So how do influencers build that trust and authenticity with their audience? For Shannon and Chris, it’s through their daily rituals. Posting cute photos, interacting with their fans and followers, being choosy about who they promote—and always having fun.
After all, there’s not many jobs where you get to work with your best friend every day.
“Nala is cute, sweet, inspiring, and relatable. We keep our brand authentic by knowing who we are and never wavering,” says Shannon.
“The best advice I can give is to have fun, be creative, and authentic.”

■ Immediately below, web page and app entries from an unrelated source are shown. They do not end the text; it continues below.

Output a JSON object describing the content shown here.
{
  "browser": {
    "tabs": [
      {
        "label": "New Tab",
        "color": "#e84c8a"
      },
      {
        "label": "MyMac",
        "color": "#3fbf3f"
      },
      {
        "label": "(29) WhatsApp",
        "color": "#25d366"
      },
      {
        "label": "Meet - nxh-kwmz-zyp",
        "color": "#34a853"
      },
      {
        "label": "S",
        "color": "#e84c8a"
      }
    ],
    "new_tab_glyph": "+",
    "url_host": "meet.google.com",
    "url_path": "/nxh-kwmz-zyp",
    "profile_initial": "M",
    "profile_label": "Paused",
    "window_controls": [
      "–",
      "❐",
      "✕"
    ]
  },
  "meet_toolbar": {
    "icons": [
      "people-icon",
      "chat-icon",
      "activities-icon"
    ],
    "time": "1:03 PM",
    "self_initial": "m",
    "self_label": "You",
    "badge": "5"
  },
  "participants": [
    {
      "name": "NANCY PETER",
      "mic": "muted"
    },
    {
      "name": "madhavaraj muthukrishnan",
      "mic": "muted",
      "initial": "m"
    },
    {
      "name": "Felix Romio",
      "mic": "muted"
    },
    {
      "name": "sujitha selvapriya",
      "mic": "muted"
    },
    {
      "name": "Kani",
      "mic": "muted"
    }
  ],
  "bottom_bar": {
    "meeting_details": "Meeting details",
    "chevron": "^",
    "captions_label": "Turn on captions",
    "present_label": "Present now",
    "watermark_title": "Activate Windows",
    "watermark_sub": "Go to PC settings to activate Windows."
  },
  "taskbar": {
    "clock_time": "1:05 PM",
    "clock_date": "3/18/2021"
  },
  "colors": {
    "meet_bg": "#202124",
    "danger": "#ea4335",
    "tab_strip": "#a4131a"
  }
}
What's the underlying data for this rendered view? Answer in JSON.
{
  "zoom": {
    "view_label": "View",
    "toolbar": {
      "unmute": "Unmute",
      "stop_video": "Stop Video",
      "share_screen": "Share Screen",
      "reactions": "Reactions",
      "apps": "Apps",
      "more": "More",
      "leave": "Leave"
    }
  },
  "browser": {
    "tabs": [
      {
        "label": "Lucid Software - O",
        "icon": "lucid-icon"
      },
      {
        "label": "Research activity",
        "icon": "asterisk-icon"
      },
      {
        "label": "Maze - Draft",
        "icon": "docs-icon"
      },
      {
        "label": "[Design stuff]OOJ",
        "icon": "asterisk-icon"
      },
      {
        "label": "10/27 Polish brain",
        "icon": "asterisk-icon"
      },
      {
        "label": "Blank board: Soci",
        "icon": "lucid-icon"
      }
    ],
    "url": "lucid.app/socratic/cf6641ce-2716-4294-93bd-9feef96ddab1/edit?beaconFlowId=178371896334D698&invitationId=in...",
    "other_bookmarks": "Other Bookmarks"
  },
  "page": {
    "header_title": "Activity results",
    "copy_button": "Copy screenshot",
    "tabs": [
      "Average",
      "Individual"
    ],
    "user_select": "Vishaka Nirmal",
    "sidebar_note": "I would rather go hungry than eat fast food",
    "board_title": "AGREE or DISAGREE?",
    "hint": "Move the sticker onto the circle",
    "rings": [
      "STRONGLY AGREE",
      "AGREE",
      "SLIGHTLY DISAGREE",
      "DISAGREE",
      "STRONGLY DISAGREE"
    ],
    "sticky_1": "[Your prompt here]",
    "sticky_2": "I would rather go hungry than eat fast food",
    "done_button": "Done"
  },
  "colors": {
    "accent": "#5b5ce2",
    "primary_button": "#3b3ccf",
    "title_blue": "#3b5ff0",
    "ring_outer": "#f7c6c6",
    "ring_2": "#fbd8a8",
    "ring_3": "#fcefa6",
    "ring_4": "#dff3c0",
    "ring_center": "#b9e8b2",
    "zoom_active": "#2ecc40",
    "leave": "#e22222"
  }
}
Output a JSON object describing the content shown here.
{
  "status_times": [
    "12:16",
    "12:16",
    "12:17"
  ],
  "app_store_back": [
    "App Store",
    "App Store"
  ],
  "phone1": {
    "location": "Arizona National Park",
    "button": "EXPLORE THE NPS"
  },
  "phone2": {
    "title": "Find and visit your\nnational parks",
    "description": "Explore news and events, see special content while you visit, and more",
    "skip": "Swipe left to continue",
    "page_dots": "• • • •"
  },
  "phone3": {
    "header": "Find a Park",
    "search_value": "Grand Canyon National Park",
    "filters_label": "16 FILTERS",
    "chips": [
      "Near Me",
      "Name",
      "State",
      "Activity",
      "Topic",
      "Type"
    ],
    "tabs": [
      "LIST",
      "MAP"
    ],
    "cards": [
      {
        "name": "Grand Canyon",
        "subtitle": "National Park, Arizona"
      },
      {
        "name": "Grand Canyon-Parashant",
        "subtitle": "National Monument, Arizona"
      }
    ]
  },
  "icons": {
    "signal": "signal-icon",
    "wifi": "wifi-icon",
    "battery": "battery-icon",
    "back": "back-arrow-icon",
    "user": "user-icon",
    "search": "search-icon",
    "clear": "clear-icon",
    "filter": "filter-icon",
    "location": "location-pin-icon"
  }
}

Cole and Marmalade are simply “regular cats,” says Chris, but he prides himself on creating lots of content that people can relate to, blending fun and silly with educational posts that raise awareness about shelter animals and motivate people to get involved themselves.
His advice to anyone who wants to get started: Start an account, have lots of cameras and video cameras around the house (because you never know when your cat is going to do something cute), use lots of treats and rewards, and just enjoy the time with your feline companion.
The Instagram cat world is deceptively easy to get into—really, just as simple as starting an account. But with so much competition, it’s much harder to make money, let alone rack up thousands of followers and turn it into a career.
“It’s tough these days since so many people are trying to make their pets famous,” Chris says.
In other words, it takes more than a social media account and a camera. Influencers aren’t just lucky—their success is based on consistency and hard work.
“I always say create good content on a consistent basis and keep at it. There’s no magic pill to take for overnight success—at least, if there is, we were not made aware.”